◆ PROBLEM DETAILS ◆
Among the records that follow, count the lines where "JSON" appears, and state the count by itself.
= Beginning of Section =
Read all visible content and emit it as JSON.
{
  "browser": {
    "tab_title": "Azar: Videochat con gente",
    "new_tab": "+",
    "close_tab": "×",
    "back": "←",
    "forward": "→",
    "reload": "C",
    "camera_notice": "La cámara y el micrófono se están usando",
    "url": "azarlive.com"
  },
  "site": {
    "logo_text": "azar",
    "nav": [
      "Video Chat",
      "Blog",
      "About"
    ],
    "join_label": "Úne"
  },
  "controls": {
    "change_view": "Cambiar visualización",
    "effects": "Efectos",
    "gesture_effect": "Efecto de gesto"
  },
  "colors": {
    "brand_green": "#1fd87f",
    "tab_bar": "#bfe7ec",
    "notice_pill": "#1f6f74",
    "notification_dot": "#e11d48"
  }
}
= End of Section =
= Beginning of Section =
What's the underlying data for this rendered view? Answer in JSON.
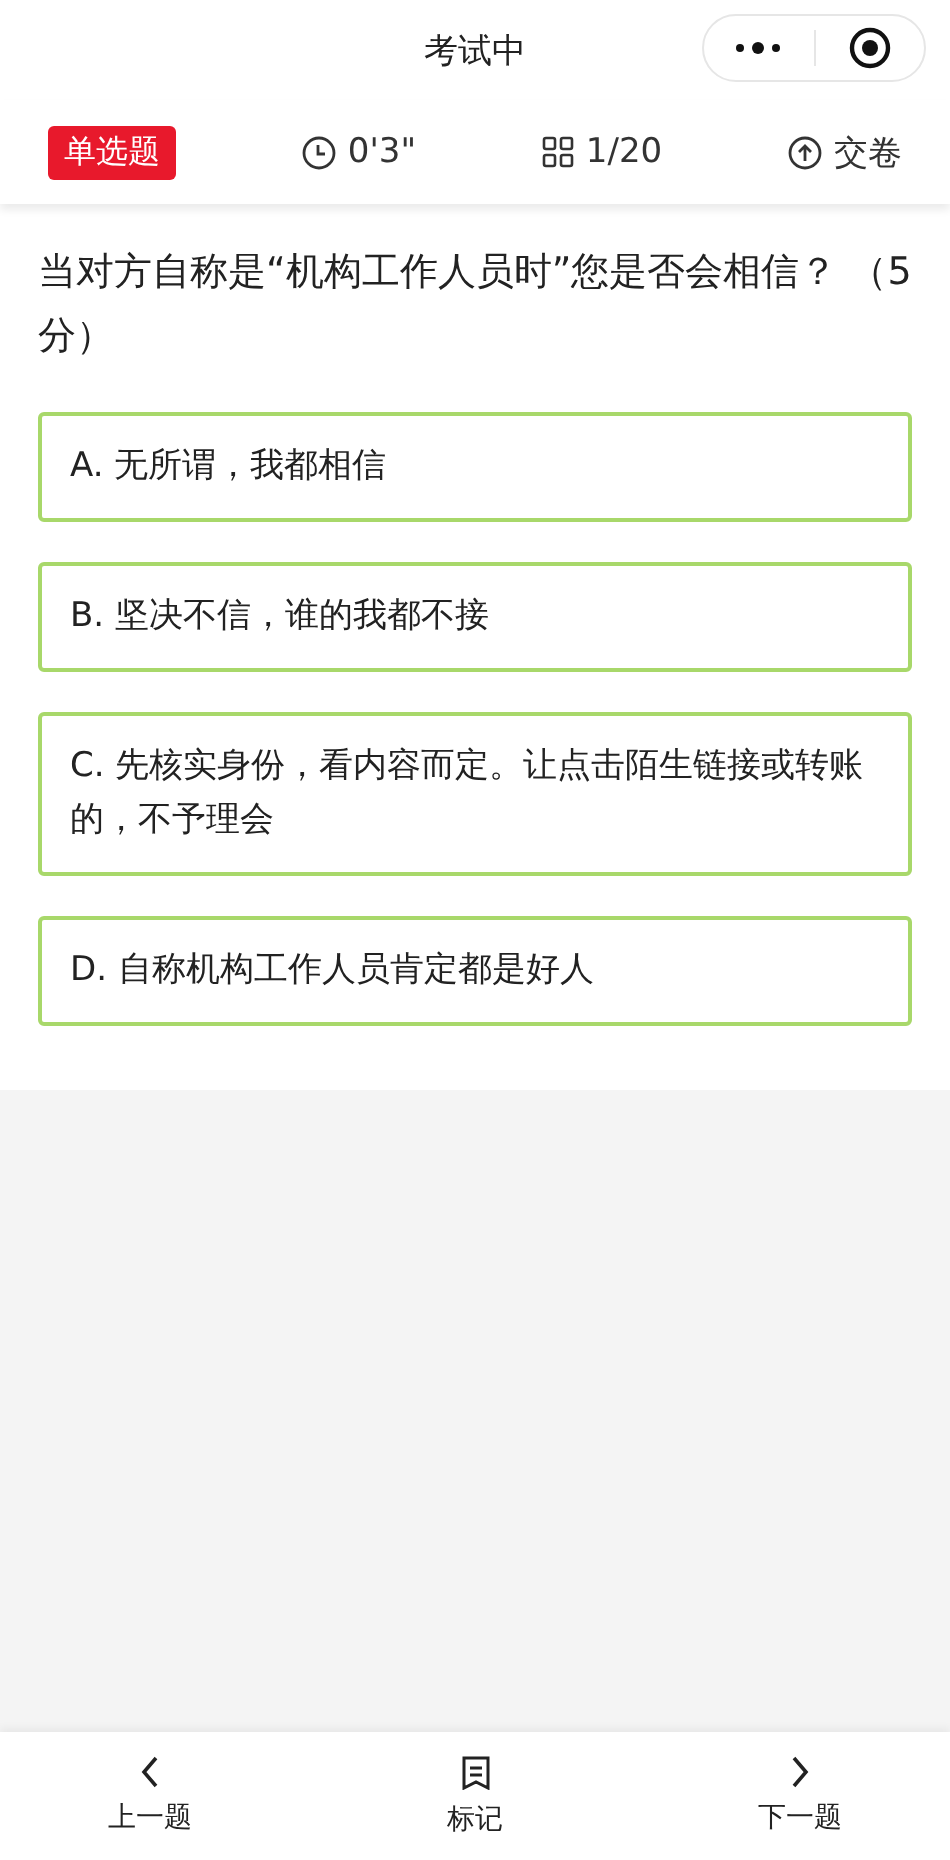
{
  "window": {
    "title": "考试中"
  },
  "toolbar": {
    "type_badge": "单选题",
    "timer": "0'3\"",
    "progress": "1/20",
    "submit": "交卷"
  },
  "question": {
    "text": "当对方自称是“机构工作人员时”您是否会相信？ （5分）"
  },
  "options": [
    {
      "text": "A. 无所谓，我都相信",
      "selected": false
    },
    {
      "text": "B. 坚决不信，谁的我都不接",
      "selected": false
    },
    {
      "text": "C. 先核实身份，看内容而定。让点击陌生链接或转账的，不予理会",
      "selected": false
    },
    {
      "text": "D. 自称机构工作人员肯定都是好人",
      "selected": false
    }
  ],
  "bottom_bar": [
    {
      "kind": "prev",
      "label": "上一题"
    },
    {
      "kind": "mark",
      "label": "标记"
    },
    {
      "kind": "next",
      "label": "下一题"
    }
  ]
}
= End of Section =
◆ TASK ANSWER ◆
2